Background: Early life stress is a risk factor for many psychiatric disorders ranging from depression to anxiety. Stress, especially during early life, can induce dysbiosis in the gut microbiota, the key modulators of the bidirectional signalling pathways in the gut-brain axis that underline several neurodevelopmental and psychiatric disorders. Despite their critical role in the development and function of the central nervous system, the effect of n-3 polyunsaturated fatty acids (n-3 PUFAs) on the regulation of gut-microbiota in early-life stress has not been explored.

Methods and results: Here, we show that long-term supplementation of eicosapentaenoic acid (EPA)/docosahexaenoic acid (DHA) (80% EPA, 20% DHA) n-3 PUFAs mixture could restore the disturbed gut-microbiota composition of maternally separated (MS) female rats. Sprague-Dawley female rats were subjected to an early-life stress, maternal separation procedure from postnatal days 2 to 12. Non-separated (NS) and MS rats were administered saline, EPA/DHA 0.4 g/kg/day or EPA/DHA 1 g/kg/day, respectively. Analysis of the gut microbiota in adult rats revealed that EPA/DHA changes composition in the MS, and to a lesser extent the NS rats, and was associated with attenuation of the corticosterone response to acute stress.

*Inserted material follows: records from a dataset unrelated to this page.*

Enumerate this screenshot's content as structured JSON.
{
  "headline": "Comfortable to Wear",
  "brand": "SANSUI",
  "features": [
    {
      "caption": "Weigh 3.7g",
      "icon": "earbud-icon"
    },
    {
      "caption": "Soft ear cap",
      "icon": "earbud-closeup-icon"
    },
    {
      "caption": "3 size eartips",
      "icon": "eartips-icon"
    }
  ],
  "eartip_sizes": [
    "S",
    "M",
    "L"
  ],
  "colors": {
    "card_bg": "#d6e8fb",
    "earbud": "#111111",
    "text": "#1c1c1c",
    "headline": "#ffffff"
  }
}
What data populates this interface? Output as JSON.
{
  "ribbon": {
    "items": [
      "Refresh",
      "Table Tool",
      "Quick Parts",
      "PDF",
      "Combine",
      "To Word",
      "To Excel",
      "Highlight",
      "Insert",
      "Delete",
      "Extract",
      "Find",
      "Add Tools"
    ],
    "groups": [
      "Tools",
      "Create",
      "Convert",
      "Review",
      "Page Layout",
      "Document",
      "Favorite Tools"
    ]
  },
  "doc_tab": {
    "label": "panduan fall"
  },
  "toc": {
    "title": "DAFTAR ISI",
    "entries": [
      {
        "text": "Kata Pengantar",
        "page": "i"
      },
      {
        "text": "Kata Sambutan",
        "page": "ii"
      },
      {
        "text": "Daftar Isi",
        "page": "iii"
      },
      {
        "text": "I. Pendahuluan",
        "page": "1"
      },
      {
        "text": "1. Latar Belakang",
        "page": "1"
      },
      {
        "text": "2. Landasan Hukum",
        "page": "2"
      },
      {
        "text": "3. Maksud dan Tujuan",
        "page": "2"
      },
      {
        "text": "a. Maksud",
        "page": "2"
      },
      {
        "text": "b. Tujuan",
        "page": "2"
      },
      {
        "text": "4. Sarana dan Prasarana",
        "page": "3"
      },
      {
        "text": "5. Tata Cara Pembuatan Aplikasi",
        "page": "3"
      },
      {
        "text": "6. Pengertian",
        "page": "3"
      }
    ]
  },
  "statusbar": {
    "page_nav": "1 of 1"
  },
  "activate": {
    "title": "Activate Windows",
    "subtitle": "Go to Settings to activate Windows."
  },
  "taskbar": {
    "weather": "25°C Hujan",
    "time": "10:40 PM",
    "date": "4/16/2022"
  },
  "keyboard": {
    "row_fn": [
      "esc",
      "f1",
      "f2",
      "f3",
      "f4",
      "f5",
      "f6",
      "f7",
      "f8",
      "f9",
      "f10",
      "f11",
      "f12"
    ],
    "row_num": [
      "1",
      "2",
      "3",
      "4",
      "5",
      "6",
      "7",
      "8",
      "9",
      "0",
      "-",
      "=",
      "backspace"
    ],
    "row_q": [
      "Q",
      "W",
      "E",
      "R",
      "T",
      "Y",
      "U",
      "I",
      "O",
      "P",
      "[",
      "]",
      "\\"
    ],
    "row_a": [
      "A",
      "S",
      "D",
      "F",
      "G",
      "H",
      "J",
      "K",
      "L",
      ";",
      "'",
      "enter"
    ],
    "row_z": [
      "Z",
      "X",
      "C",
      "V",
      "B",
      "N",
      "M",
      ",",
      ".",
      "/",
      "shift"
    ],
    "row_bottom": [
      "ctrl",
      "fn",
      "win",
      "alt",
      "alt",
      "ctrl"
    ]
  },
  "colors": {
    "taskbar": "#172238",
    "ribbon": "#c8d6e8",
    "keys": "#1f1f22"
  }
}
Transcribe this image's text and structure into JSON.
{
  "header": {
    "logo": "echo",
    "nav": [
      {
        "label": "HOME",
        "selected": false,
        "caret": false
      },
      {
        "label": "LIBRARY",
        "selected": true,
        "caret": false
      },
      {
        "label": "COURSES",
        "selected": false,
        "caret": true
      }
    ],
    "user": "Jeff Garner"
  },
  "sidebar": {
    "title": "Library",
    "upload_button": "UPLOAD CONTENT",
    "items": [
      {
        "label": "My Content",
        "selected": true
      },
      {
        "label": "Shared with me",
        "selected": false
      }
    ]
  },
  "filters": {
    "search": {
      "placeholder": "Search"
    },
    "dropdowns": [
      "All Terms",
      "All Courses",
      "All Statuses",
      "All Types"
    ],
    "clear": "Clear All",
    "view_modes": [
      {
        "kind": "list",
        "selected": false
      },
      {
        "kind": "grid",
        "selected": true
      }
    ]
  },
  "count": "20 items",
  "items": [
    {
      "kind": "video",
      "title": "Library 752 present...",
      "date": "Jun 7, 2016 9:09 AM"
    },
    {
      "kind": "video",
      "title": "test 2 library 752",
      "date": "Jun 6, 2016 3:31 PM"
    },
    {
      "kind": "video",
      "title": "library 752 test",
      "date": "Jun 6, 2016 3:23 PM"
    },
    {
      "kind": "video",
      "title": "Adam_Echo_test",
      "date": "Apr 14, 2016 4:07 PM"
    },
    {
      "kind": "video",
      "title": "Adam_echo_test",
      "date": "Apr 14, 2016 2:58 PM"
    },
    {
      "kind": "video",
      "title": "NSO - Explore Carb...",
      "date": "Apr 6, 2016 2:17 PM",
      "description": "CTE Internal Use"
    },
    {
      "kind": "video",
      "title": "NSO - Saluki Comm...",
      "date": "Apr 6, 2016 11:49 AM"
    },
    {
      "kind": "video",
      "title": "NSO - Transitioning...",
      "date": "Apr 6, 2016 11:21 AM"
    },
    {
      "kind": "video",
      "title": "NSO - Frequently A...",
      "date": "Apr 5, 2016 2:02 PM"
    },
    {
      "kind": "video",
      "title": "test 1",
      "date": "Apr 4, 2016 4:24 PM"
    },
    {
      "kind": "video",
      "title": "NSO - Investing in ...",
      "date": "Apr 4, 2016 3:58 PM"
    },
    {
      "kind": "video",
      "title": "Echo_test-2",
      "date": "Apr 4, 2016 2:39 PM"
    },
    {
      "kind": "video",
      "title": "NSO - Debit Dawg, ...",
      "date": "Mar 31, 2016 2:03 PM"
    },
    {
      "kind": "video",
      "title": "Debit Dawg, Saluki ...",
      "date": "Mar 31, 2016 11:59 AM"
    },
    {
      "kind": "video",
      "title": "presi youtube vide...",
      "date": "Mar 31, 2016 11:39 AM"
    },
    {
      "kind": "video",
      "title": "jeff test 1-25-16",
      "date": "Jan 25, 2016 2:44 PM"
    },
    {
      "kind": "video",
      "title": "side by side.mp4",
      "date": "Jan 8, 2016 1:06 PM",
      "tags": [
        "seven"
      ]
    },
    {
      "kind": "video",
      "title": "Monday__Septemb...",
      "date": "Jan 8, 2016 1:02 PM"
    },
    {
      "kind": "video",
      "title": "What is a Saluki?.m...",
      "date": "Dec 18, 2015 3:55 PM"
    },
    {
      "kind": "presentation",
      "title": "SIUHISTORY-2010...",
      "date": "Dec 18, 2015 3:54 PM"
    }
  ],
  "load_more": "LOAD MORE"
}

Conclusions: In conclusion, EPA/DHA intervention alters the gut microbiota composition of both neurodevelopmentally normal and early-life stressed animals. This study offers insights into the interaction between n-3 PUFAs and gut microbes, which may play an important role in advancing our understanding of disorders of mood and cognitive functioning, such as anxiety and depression.

No MeSH data available.


Related in: MedlinePlus